§ **TASK DETAILS**: Below is a listing; reproduce each line of it exactly.
--- DATA IN THIS EXERCISE Enclosed Below ---
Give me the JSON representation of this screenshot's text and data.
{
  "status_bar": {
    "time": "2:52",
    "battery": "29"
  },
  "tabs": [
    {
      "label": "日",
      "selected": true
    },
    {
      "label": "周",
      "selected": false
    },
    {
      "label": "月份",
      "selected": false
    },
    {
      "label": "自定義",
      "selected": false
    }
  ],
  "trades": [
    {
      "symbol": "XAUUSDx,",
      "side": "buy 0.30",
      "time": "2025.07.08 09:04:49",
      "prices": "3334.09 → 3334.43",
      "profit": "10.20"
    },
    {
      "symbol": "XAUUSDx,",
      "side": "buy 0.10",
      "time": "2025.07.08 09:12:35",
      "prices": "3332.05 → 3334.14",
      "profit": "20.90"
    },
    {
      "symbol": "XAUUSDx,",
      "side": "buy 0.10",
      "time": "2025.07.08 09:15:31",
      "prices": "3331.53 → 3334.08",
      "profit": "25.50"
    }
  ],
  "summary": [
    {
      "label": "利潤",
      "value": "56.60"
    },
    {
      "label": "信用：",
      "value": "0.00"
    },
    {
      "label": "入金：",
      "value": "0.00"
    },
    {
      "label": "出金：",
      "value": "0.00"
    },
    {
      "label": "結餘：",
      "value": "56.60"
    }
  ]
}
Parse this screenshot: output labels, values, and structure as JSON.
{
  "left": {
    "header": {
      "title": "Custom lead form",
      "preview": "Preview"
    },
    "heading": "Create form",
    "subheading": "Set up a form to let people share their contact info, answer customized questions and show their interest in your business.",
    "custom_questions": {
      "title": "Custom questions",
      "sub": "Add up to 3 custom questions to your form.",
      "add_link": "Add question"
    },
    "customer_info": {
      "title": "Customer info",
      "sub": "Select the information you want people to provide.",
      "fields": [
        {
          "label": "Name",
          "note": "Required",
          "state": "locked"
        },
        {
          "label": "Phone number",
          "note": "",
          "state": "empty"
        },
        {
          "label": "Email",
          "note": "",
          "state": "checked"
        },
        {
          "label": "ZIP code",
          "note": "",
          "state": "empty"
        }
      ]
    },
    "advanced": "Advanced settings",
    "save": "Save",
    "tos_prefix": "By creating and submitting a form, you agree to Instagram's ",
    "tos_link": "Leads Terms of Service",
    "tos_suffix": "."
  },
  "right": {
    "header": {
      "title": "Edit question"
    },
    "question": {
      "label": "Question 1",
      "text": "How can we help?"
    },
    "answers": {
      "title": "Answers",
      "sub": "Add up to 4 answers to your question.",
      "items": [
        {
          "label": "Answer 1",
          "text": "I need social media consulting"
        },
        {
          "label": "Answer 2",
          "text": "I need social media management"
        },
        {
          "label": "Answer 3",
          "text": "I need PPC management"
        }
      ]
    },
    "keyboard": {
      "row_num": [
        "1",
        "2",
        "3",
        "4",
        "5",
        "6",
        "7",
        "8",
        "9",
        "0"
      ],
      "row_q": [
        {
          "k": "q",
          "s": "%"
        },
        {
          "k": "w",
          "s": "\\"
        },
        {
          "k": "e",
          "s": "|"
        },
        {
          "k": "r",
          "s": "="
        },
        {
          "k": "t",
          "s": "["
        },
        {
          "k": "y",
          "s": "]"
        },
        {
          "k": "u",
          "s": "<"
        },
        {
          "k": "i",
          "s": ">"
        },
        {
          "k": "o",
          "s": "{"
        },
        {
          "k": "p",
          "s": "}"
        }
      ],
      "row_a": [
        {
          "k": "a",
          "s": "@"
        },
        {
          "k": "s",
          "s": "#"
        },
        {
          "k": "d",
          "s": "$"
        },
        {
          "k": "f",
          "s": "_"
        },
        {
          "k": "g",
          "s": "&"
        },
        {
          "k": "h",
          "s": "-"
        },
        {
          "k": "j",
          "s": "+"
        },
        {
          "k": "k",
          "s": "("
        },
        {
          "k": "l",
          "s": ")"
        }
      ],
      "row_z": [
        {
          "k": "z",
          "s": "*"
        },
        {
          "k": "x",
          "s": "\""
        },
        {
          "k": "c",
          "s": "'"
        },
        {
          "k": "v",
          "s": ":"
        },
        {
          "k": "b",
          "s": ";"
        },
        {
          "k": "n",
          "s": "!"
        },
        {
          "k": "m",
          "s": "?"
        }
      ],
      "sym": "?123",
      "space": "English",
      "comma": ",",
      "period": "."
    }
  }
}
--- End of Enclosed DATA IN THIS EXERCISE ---
§ **SOLUTION TO THE PROBLEM**:
Give me the JSON representation of this screenshot's text and data.
{
  "status_bar": {
    "time": "2:52",
    "battery": "29"
  },
  "tabs": [
    {
      "label": "日",
      "selected": true
    },
    {
      "label": "周",
      "selected": false
    },
    {
      "label": "月份",
      "selected": false
    },
    {
      "label": "自定義",
      "selected": false
    }
  ],
  "trades": [
    {
      "symbol": "XAUUSDx,",
      "side": "buy 0.30",
      "time": "2025.07.08 09:04:49",
      "prices": "3334.09 → 3334.43",
      "profit": "10.20"
    },
    {
      "symbol": "XAUUSDx,",
      "side": "buy 0.10",
      "time": "2025.07.08 09:12:35",
      "prices": "3332.05 → 3334.14",
      "profit": "20.90"
    },
    {
      "symbol": "XAUUSDx,",
      "side": "buy 0.10",
      "time": "2025.07.08 09:15:31",
      "prices": "3331.53 → 3334.08",
      "profit": "25.50"
    }
  ],
  "summary": [
    {
      "label": "利潤",
      "value": "56.60"
    },
    {
      "label": "信用：",
      "value": "0.00"
    },
    {
      "label": "入金：",
      "value": "0.00"
    },
    {
      "label": "出金：",
      "value": "0.00"
    },
    {
      "label": "結餘：",
      "value": "56.60"
    }
  ]
}
Parse this screenshot: output labels, values, and structure as JSON.
{
  "left": {
    "header": {
      "title": "Custom lead form",
      "preview": "Preview"
    },
    "heading": "Create form",
    "subheading": "Set up a form to let people share their contact info, answer customized questions and show their interest in your business.",
    "custom_questions": {
      "title": "Custom questions",
      "sub": "Add up to 3 custom questions to your form.",
      "add_link": "Add question"
    },
    "customer_info": {
      "title": "Customer info",
      "sub": "Select the information you want people to provide.",
      "fields": [
        {
          "label": "Name",
          "note": "Required",
          "state": "locked"
        },
        {
          "label": "Phone number",
          "note": "",
          "state": "empty"
        },
        {
          "label": "Email",
          "note": "",
          "state": "checked"
        },
        {
          "label": "ZIP code",
          "note": "",
          "state": "empty"
        }
      ]
    },
    "advanced": "Advanced settings",
    "save": "Save",
    "tos_prefix": "By creating and submitting a form, you agree to Instagram's ",
    "tos_link": "Leads Terms of Service",
    "tos_suffix": "."
  },
  "right": {
    "header": {
      "title": "Edit question"
    },
    "question": {
      "label": "Question 1",
      "text": "How can we help?"
    },
    "answers": {
      "title": "Answers",
      "sub": "Add up to 4 answers to your question.",
      "items": [
        {
          "label": "Answer 1",
          "text": "I need social media consulting"
        },
        {
          "label": "Answer 2",
          "text": "I need social media management"
        },
        {
          "label": "Answer 3",
          "text": "I need PPC management"
        }
      ]
    },
    "keyboard": {
      "row_num": [
        "1",
        "2",
        "3",
        "4",
        "5",
        "6",
        "7",
        "8",
        "9",
        "0"
      ],
      "row_q": [
        {
          "k": "q",
          "s": "%"
        },
        {
          "k": "w",
          "s": "\\"
        },
        {
          "k": "e",
          "s": "|"
        },
        {
          "k": "r",
          "s": "="
        },
        {
          "k": "t",
          "s": "["
        },
        {
          "k": "y",
          "s": "]"
        },
        {
          "k": "u",
          "s": "<"
        },
        {
          "k": "i",
          "s": ">"
        },
        {
          "k": "o",
          "s": "{"
        },
        {
          "k": "p",
          "s": "}"
        }
      ],
      "row_a": [
        {
          "k": "a",
          "s": "@"
        },
        {
          "k": "s",
          "s": "#"
        },
        {
          "k": "d",
          "s": "$"
        },
        {
          "k": "f",
          "s": "_"
        },
        {
          "k": "g",
          "s": "&"
        },
        {
          "k": "h",
          "s": "-"
        },
        {
          "k": "j",
          "s": "+"
        },
        {
          "k": "k",
          "s": "("
        },
        {
          "k": "l",
          "s": ")"
        }
      ],
      "row_z": [
        {
          "k": "z",
          "s": "*"
        },
        {
          "k": "x",
          "s": "\""
        },
        {
          "k": "c",
          "s": "'"
        },
        {
          "k": "v",
          "s": ":"
        },
        {
          "k": "b",
          "s": ";"
        },
        {
          "k": "n",
          "s": "!"
        },
        {
          "k": "m",
          "s": "?"
        }
      ],
      "sym": "?123",
      "space": "English",
      "comma": ",",
      "period": "."
    }
  }
}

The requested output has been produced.